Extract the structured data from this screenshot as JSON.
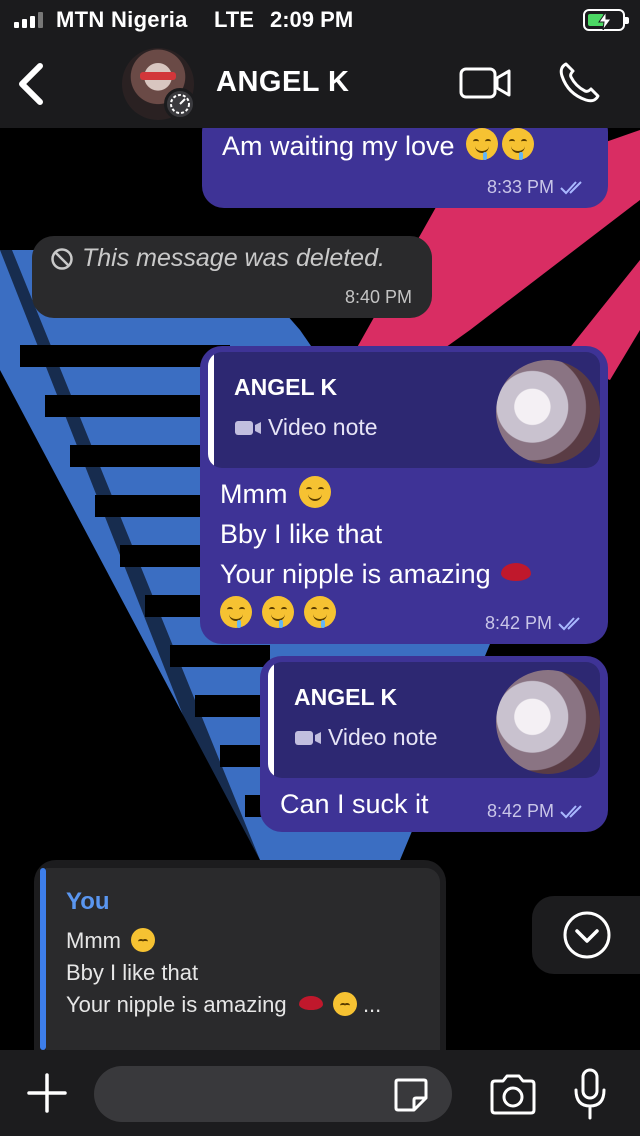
{
  "status_bar": {
    "carrier": "MTN Nigeria",
    "network": "LTE",
    "time": "2:09 PM",
    "battery_charging": true
  },
  "header": {
    "contact_name": "ANGEL K",
    "icons": [
      "back-chevron-icon",
      "disappearing-timer-icon",
      "video-camera-icon",
      "phone-icon"
    ]
  },
  "messages": [
    {
      "direction": "out",
      "text": "Am waiting my love",
      "emojis": [
        "drooling-face",
        "drooling-face"
      ],
      "time": "8:33 PM",
      "read": true
    },
    {
      "direction": "in",
      "deleted": true,
      "text": "This message was deleted.",
      "time": "8:40 PM"
    },
    {
      "direction": "out",
      "quote": {
        "author": "ANGEL K",
        "type": "Video note"
      },
      "lines": [
        "Mmm",
        "Bby I like that",
        "Your nipple is amazing"
      ],
      "emojis": [
        "savoring-face",
        "kiss-mark",
        "drooling-face",
        "drooling-face",
        "drooling-face"
      ],
      "time": "8:42 PM",
      "read": true
    },
    {
      "direction": "out",
      "quote": {
        "author": "ANGEL K",
        "type": "Video note"
      },
      "text": "Can I suck it",
      "time": "8:42 PM",
      "read": true
    }
  ],
  "reply_preview": {
    "author": "You",
    "lines": [
      "Mmm",
      "Bby I like that",
      "Your nipple is amazing"
    ],
    "ellipsis": "..."
  },
  "input_bar": {
    "placeholder": "",
    "icons": [
      "plus-icon",
      "sticker-icon",
      "camera-icon",
      "microphone-icon"
    ]
  },
  "colors": {
    "outgoing_bubble": "#3e3396",
    "incoming_bubble": "#2a2a2c",
    "reply_accent": "#5a96f0",
    "background": "#000000"
  }
}
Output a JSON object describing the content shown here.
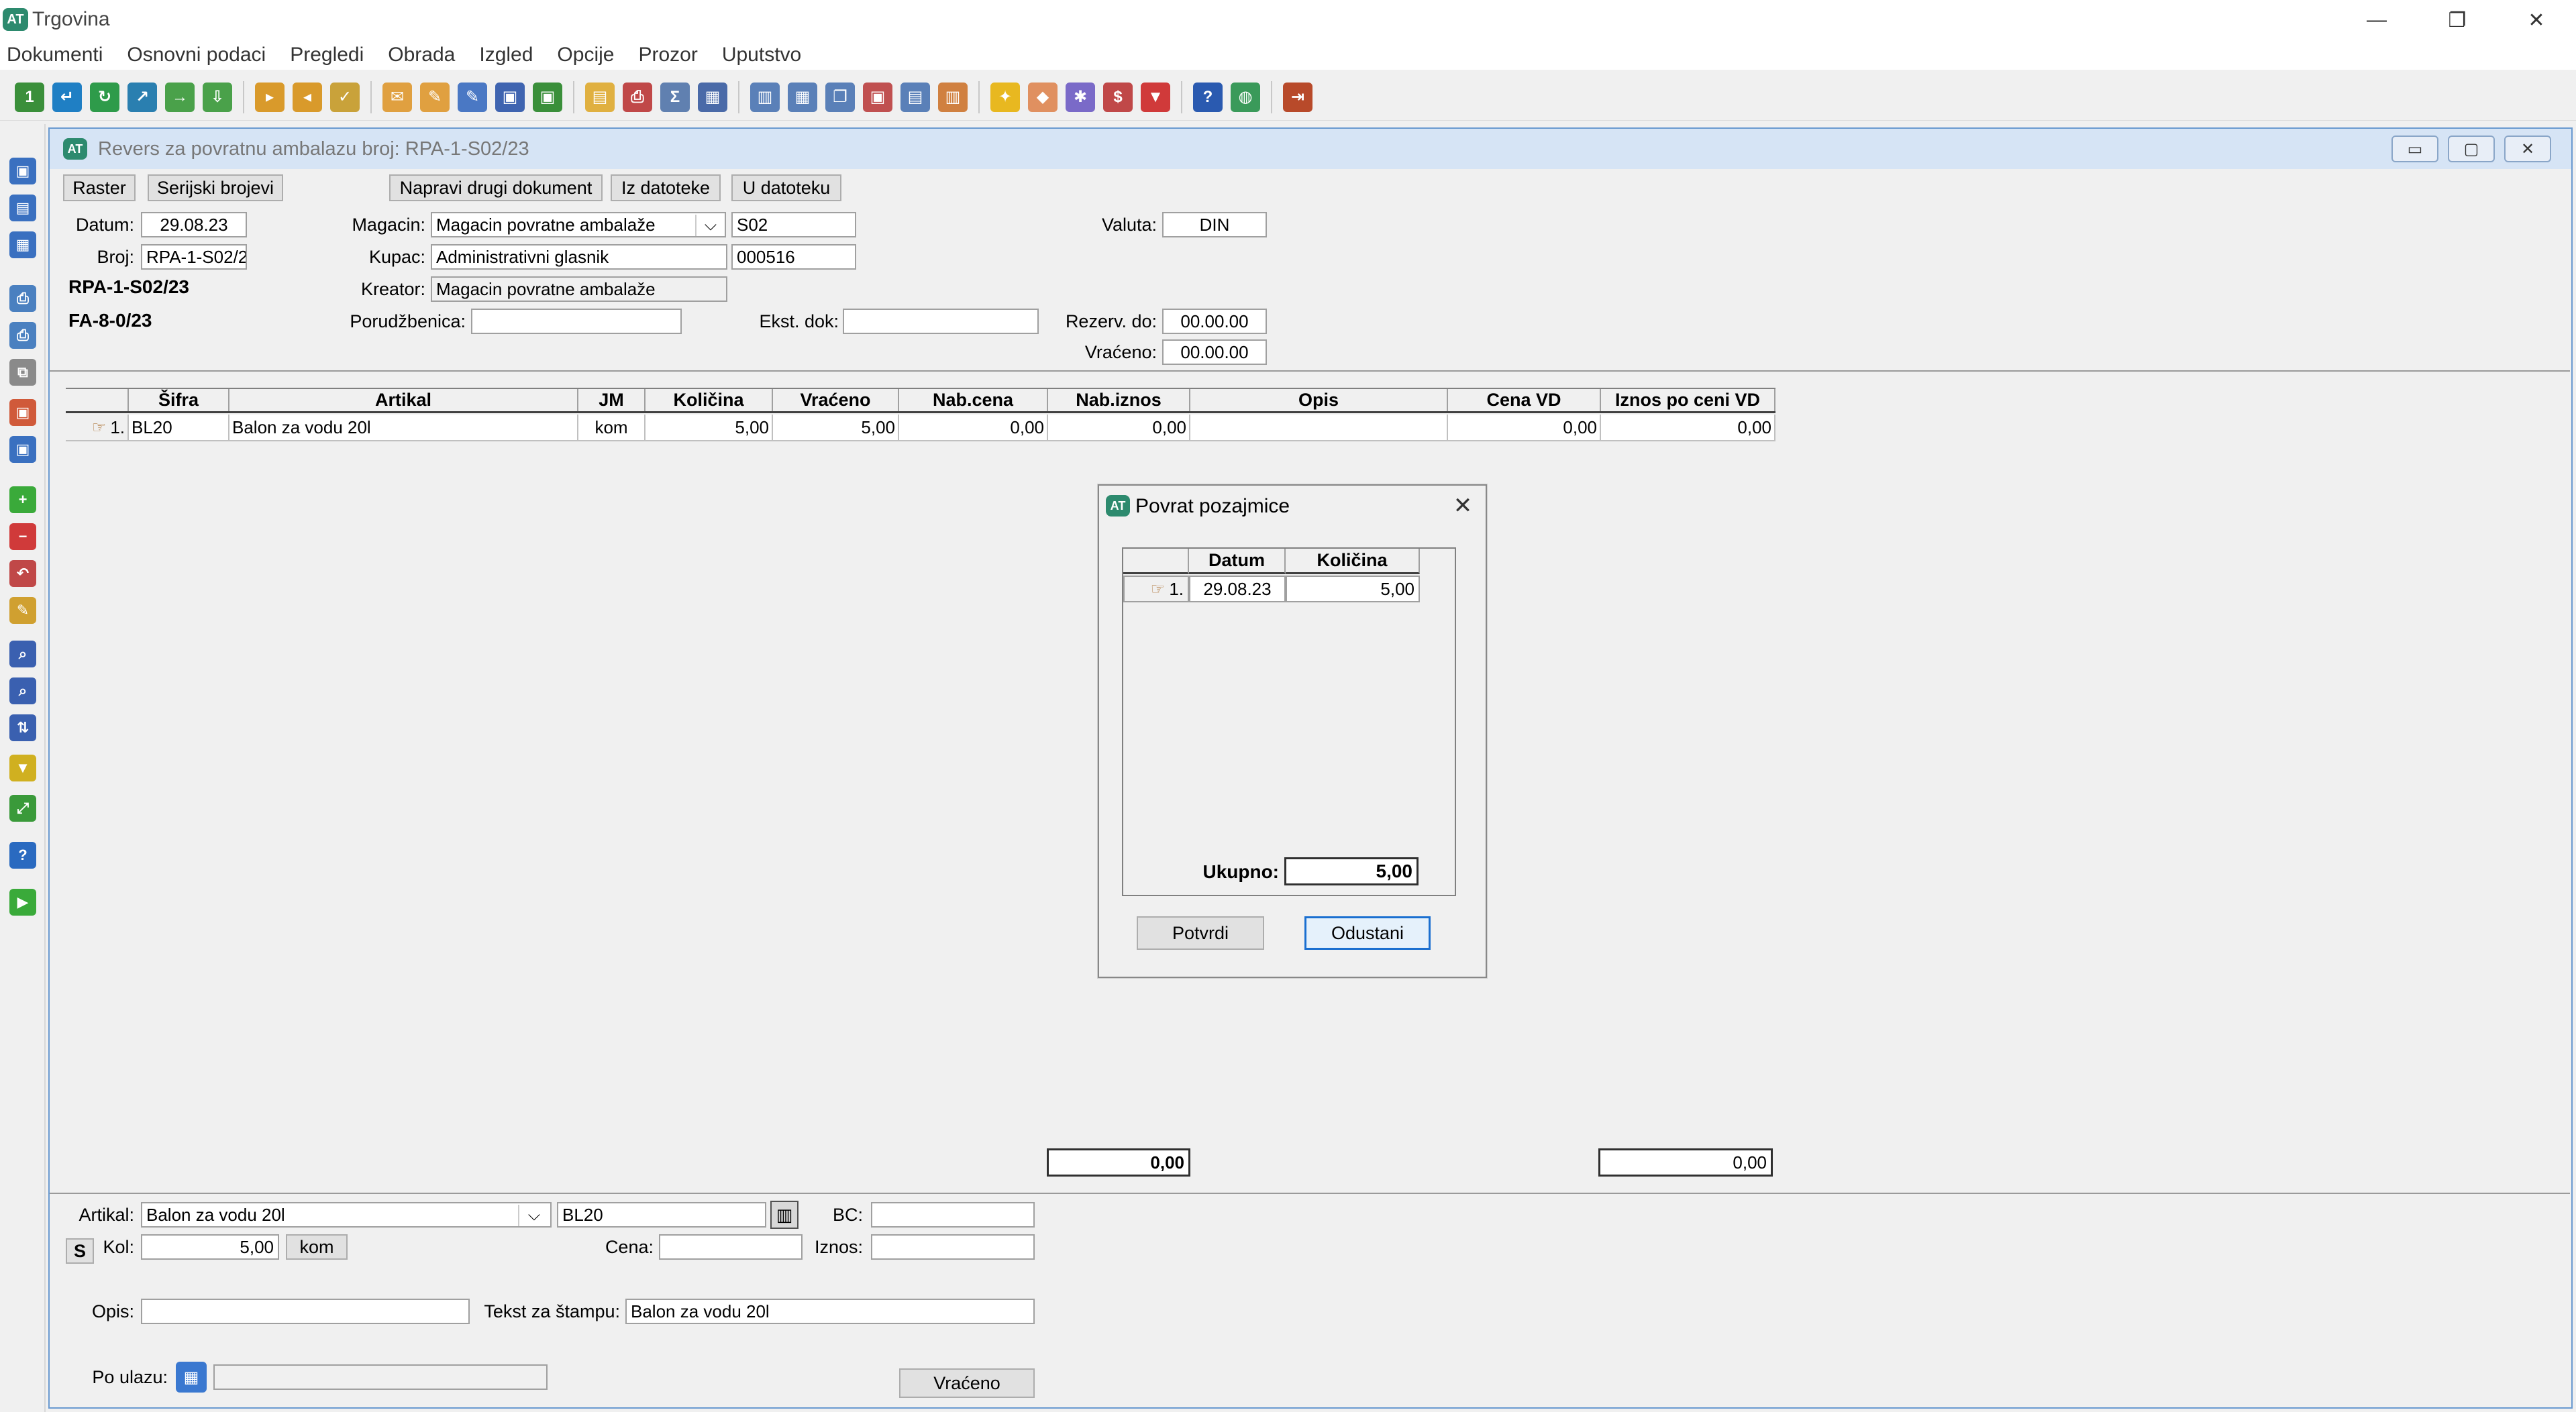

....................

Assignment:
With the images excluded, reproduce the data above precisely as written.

Answer section:
Extract the structured data from this screenshot as JSON.
{
  "status_bar": {
    "carrier": "MTN Nigeria",
    "network": "LTE",
    "time": "2:09 PM",
    "battery_charging": true
  },
  "header": {
    "contact_name": "ANGEL K",
    "icons": [
      "back-chevron-icon",
      "disappearing-timer-icon",
      "video-camera-icon",
      "phone-icon"
    ]
  },
  "messages": [
    {
      "direction": "out",
      "text": "Am waiting my love",
      "emojis": [
        "drooling-face",
        "drooling-face"
      ],
      "time": "8:33 PM",
      "read": true
    },
    {
      "direction": "in",
      "deleted": true,
      "text": "This message was deleted.",
      "time": "8:40 PM"
    },
    {
      "direction": "out",
      "quote": {
        "author": "ANGEL K",
        "type": "Video note"
      },
      "lines": [
        "Mmm",
        "Bby I like that",
        "Your nipple is amazing"
      ],
      "emojis": [
        "savoring-face",
        "kiss-mark",
        "drooling-face",
        "drooling-face",
        "drooling-face"
      ],
      "time": "8:42 PM",
      "read": true
    },
    {
      "direction": "out",
      "quote": {
        "author": "ANGEL K",
        "type": "Video note"
      },
      "text": "Can I suck it",
      "time": "8:42 PM",
      "read": true
    }
  ],
  "reply_preview": {
    "author": "You",
    "lines": [
      "Mmm",
      "Bby I like that",
      "Your nipple is amazing"
    ],
    "ellipsis": "..."
  },
  "input_bar": {
    "placeholder": "",
    "icons": [
      "plus-icon",
      "sticker-icon",
      "camera-icon",
      "microphone-icon"
    ]
  },
  "colors": {
    "outgoing_bubble": "#3e3396",
    "incoming_bubble": "#2a2a2c",
    "reply_accent": "#5a96f0",
    "background": "#000000"
  }
}
Output a JSON object describing the content shown here.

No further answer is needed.